* PROBLEM TO WORK ON
Would you copy each line of the data below that has "wireframe"?

* RECORD EXCERPTS
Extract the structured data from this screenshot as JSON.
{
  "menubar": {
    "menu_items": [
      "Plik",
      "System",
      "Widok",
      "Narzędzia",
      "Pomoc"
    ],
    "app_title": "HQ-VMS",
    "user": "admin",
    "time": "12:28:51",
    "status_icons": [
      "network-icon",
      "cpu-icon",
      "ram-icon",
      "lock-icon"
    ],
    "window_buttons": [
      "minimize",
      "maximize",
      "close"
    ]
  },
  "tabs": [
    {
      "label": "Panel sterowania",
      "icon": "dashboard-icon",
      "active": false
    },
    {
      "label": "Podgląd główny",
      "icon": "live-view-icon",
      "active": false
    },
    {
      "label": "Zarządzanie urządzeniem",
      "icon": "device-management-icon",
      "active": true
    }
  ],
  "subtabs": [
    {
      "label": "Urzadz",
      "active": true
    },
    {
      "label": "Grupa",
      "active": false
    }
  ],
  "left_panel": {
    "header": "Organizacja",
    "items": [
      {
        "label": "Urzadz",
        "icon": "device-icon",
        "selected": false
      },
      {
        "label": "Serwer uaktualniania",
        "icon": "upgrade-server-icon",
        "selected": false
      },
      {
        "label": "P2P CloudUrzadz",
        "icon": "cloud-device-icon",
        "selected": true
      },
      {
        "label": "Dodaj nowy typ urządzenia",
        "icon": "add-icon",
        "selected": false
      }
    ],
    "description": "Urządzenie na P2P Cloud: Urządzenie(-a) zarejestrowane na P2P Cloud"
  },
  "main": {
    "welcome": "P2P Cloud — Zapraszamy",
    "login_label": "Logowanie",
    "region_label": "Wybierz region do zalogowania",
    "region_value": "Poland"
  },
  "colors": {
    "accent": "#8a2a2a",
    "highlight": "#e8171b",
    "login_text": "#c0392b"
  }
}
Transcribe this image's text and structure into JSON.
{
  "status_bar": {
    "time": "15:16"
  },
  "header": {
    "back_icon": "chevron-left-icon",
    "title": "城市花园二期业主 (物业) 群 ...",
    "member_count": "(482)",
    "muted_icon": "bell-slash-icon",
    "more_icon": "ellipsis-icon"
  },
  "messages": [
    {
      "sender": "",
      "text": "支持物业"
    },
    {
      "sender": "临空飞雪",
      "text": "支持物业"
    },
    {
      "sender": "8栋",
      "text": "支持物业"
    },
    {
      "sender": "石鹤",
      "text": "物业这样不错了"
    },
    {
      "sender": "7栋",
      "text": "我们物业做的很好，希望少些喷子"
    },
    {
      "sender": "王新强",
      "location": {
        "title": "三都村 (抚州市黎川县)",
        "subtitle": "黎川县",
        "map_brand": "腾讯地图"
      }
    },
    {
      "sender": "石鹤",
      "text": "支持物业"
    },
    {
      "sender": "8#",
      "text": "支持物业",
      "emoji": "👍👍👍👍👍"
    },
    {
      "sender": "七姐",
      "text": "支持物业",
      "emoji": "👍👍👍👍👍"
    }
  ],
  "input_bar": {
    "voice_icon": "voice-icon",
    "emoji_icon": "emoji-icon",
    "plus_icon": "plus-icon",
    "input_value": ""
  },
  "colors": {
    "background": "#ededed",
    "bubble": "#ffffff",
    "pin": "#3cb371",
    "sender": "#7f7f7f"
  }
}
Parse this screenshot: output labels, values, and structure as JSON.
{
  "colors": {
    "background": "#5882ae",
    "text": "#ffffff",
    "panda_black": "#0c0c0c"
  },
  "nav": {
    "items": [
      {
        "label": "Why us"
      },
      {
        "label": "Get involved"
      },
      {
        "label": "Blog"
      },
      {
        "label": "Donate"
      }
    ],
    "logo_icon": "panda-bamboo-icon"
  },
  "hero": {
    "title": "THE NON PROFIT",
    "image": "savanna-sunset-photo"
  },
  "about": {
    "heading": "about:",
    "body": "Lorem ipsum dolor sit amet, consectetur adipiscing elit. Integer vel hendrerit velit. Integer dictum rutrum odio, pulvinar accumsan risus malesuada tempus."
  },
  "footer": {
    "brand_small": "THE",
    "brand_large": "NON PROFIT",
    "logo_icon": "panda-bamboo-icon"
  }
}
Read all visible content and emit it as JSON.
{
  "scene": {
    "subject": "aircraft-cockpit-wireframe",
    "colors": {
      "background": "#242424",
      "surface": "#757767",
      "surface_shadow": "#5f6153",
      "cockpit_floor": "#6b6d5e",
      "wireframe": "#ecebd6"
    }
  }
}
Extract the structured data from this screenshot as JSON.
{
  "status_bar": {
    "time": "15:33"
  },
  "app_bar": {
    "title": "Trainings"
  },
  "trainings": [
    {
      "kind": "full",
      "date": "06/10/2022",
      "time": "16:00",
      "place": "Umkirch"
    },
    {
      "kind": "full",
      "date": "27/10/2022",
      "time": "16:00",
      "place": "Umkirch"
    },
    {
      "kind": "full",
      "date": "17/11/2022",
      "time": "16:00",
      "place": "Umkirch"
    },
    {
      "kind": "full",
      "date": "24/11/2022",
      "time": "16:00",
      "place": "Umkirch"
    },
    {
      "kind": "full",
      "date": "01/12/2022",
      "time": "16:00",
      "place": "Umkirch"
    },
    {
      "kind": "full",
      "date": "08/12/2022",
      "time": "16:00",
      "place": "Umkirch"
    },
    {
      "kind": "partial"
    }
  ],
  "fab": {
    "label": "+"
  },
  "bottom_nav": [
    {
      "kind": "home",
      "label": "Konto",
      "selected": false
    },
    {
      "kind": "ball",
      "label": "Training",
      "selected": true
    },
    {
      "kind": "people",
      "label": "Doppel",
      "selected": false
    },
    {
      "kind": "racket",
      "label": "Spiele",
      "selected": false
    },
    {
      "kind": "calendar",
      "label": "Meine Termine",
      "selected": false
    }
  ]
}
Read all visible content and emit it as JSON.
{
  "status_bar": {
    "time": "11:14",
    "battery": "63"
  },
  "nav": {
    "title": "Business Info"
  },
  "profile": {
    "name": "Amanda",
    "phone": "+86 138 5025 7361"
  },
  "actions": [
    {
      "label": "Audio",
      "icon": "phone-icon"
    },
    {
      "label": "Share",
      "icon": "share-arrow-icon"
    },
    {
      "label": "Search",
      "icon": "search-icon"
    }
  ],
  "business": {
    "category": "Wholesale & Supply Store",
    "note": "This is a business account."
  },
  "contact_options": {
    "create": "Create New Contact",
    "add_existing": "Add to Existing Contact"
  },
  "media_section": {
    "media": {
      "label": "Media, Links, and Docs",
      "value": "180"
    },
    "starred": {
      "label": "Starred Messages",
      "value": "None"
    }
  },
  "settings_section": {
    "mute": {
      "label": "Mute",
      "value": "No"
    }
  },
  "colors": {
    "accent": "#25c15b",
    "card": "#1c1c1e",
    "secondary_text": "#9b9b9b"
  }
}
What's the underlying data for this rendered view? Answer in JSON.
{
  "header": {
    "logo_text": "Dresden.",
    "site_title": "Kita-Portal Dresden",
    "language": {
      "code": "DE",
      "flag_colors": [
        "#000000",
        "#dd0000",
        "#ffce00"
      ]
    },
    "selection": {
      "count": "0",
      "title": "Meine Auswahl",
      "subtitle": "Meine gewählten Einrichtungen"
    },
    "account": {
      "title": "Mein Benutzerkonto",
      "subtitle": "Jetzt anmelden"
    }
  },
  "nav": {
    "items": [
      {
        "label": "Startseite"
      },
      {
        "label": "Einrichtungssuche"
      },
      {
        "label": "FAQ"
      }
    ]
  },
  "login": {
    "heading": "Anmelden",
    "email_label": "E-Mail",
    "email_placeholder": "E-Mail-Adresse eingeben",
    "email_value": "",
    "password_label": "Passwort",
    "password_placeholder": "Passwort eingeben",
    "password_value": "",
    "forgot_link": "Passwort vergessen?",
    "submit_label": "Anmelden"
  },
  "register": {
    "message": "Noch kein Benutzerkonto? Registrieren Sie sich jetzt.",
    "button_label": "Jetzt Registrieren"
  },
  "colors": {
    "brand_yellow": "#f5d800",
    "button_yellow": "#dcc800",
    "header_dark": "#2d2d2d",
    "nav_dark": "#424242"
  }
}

* ANSWER SPACE
    "subject": "aircraft-cockpit-wireframe",
      "wireframe": "#ecebd6"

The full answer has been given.